He was a very handsome young man, and he knew it. One day he saw his reflection in a stream, and he became enamored with the image of himself. He couldn’t pull himself away; he stared into the stream day and night.
As the story goes, he became so trapped in his own ego he eventually turned into the Narcissus flower, rooted at the water’s edge.
As believers, we are God’s children. The world looks at us to see a reflection of God—to see what He is like. If we are caught up in ourselves, the watching world will see a marred image. It will see a body of Christ that is selfish, cares little for anyone else, and doesn’t believe its own teachings.
Ego is a fickle thing. Having a deficient ego can cause someone to wallow in self-doubt and lack confidence. On the other hand, someone with an inflated sense of self-worth can be seen as an egomaniac and arrogant. It can often be challenging for Christians who have been successful to find balance.
But the apostle Paul serves as a good example. His ministry grew and spread rapidly, yet this was his perspective: “We do not want to boast about work already done in someone else’s territory.
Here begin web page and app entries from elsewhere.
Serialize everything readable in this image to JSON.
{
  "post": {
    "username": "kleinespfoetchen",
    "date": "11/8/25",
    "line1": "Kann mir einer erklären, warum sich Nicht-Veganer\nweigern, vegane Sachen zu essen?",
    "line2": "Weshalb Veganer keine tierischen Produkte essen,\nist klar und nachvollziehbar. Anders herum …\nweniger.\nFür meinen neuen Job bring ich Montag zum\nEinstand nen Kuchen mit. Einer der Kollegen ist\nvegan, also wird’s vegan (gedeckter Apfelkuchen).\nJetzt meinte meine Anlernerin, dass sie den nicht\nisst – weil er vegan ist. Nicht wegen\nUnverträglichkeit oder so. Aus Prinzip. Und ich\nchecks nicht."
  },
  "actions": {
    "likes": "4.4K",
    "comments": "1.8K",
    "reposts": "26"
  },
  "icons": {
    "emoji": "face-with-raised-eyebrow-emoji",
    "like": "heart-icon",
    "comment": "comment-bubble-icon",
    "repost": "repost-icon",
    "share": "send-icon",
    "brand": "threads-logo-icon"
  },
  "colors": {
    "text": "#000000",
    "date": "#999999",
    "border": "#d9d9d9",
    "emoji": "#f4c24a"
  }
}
But, ‘Let the one who boasts boast in the Lord.’ For it is not the one who commends himself who is approved, but the one whom the Lord commends” (2 Corinthians 10:16-18).
A balanced ego won’t become overly inflated. This balance is rooted in seeing ourselves clothed in God’s grace and practicing what pleases Him. Here are some sound principles to consider:
“The sacrifice you want is a broken spirit. A broken and repentant heart, O God, you will not despise” (Psalm 51:17).
“When pride comes, then comes disgrace, but with humility comes wisdom” (Proverbs 11:2).
“Therefore, as God’s chosen people, holy and dearly loved, clothe yourselves with compassion, kindness, humility, gentleness and patience” (Colossians 3:12).
“Humble yourselves before the Lord, and he will lift you up” (James 4:10).
How can we best acknowledge, celebrate, and take satisfaction in what God is doing in, around, and through us in a way that honors Him and reflects Him to others?
My prayer this week—Lord God, you know my struggles with pride. I desire to give you the praise and glory for the good things you’ve placed in my life! Please help me to recognize and confess pride as it occurs in my heart, to your glory, my growth, and others’ blessing.